Data records for software interfaces
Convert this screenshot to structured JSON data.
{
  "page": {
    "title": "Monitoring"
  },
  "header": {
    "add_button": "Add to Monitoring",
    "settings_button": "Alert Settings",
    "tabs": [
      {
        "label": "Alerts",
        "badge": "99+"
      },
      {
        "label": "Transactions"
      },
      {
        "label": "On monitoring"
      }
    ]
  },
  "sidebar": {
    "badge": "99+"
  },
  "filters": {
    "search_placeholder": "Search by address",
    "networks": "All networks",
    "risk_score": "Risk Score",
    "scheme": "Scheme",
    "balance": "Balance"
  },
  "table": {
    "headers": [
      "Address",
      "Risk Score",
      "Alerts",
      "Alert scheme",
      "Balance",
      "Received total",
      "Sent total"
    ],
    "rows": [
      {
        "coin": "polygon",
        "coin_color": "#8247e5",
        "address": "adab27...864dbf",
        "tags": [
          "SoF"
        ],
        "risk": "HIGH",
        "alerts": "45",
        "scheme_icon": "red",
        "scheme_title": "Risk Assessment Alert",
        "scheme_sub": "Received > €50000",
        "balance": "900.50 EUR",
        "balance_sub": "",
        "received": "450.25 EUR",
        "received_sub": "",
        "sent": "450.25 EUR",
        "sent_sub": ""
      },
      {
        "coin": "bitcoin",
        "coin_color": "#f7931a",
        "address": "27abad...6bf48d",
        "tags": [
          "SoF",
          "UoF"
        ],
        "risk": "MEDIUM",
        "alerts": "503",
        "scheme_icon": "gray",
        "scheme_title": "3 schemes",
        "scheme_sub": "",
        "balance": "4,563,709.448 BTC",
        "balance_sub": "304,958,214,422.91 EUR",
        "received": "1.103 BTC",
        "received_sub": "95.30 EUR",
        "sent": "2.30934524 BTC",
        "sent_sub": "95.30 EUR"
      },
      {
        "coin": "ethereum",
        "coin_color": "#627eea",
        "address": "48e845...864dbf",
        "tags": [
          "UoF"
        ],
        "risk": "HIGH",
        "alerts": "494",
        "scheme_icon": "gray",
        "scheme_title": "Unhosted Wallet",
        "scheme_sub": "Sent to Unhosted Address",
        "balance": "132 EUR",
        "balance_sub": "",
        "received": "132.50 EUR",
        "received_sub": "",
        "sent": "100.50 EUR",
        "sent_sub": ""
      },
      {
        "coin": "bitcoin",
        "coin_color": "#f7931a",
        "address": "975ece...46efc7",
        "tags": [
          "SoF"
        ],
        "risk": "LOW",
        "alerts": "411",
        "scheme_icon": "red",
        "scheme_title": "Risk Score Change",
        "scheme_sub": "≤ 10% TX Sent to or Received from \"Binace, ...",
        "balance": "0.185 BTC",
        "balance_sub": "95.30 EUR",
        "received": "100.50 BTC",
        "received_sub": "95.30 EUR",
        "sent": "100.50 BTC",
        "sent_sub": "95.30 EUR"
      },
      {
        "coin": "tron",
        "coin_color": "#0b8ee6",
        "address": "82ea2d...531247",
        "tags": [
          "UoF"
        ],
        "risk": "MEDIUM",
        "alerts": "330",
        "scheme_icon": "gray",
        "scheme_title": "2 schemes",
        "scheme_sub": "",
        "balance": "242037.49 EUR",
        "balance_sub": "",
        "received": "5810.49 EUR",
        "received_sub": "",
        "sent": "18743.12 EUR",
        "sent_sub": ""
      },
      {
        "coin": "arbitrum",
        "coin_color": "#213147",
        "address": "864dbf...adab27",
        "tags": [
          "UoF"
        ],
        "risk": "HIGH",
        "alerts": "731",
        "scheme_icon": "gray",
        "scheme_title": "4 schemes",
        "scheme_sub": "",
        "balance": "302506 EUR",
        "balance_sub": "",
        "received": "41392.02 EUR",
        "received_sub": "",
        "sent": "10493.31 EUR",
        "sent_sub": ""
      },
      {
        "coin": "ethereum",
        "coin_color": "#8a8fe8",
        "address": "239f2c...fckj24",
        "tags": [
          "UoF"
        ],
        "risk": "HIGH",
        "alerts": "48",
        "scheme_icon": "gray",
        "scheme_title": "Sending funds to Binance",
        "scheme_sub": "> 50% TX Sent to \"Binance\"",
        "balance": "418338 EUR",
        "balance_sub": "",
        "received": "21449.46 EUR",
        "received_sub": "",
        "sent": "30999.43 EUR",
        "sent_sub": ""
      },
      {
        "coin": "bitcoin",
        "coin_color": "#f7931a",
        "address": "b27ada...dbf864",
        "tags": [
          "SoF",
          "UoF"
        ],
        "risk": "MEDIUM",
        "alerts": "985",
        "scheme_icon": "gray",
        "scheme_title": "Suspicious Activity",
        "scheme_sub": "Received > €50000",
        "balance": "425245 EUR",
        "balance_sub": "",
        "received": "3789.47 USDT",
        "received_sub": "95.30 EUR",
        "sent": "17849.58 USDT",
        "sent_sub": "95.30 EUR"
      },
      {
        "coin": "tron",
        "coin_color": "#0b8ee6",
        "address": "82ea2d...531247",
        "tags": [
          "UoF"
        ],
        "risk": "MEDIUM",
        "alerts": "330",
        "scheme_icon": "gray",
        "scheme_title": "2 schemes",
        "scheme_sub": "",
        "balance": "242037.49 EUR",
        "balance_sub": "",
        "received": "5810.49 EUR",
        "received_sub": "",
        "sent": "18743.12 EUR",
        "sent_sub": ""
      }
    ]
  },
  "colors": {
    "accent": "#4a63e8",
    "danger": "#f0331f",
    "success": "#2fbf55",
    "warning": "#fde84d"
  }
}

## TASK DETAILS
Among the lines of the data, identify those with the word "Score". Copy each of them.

## EXERCISE RESPONSE
    "risk_score": "Risk Score",
      "Risk Score",
        "scheme_title": "Risk Score Change",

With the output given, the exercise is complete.